── Input
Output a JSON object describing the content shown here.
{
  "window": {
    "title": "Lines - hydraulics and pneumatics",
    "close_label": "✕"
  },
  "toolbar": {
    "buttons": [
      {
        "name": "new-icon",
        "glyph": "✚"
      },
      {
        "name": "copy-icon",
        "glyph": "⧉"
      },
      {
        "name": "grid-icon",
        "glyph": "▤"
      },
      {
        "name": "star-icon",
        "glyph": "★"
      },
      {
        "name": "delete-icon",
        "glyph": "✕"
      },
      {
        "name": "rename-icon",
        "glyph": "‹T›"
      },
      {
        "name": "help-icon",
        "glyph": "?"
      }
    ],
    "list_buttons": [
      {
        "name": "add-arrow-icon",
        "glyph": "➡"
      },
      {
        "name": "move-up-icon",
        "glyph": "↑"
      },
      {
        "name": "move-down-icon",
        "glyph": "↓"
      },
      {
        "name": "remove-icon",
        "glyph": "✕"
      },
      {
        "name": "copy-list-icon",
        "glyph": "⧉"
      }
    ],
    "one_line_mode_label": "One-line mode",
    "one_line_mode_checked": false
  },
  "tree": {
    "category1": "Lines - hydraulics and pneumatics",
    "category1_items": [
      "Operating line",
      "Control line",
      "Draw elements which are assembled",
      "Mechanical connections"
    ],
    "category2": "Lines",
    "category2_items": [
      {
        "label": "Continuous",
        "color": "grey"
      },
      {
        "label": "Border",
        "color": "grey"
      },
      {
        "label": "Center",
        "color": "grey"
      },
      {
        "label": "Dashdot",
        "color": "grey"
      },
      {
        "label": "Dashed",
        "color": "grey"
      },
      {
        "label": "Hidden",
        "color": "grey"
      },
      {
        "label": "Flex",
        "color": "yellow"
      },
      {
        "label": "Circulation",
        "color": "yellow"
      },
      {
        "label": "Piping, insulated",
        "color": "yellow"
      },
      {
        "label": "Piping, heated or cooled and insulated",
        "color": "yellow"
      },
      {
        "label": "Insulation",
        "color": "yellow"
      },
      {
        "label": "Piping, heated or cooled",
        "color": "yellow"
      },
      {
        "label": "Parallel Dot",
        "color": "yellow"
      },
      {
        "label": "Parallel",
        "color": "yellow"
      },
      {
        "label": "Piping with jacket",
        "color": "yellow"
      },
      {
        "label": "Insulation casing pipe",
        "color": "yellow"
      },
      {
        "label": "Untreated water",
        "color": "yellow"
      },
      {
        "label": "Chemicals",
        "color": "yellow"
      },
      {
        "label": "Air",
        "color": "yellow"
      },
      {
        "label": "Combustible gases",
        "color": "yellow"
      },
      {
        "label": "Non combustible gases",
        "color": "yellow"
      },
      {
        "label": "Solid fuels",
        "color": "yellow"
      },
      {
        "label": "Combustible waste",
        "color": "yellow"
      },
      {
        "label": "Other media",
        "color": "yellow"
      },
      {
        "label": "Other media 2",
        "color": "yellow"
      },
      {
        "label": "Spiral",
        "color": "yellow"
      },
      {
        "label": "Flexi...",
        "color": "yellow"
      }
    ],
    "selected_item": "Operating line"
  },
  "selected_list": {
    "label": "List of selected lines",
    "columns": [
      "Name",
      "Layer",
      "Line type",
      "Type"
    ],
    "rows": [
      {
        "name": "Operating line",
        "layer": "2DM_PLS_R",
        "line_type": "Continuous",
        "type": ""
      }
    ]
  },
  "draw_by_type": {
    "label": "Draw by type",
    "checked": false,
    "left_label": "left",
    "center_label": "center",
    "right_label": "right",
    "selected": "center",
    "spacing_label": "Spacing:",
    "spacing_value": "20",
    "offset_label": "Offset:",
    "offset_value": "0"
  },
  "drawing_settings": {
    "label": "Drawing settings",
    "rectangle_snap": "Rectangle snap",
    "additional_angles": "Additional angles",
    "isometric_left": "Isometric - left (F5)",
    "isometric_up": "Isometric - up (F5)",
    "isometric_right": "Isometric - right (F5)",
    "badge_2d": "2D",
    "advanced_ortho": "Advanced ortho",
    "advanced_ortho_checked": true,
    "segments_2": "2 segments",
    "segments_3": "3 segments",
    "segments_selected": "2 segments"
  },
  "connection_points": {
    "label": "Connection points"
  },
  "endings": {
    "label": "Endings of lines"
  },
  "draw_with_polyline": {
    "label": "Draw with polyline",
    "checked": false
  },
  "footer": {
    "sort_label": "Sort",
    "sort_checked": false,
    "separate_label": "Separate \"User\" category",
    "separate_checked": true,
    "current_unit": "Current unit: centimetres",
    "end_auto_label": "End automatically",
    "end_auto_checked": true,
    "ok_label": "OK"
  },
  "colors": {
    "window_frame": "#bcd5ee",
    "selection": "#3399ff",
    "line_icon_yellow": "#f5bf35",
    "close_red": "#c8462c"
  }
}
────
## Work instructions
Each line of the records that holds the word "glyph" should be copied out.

## Result for this task
        "glyph": "✚"
        "glyph": "⧉"
        "glyph": "▤"
        "glyph": "★"
        "glyph": "✕"
        "glyph": "‹T›"
        "glyph": "?"
        "glyph": "➡"
        "glyph": "↑"
        "glyph": "↓"
        "glyph": "✕"
        "glyph": "⧉"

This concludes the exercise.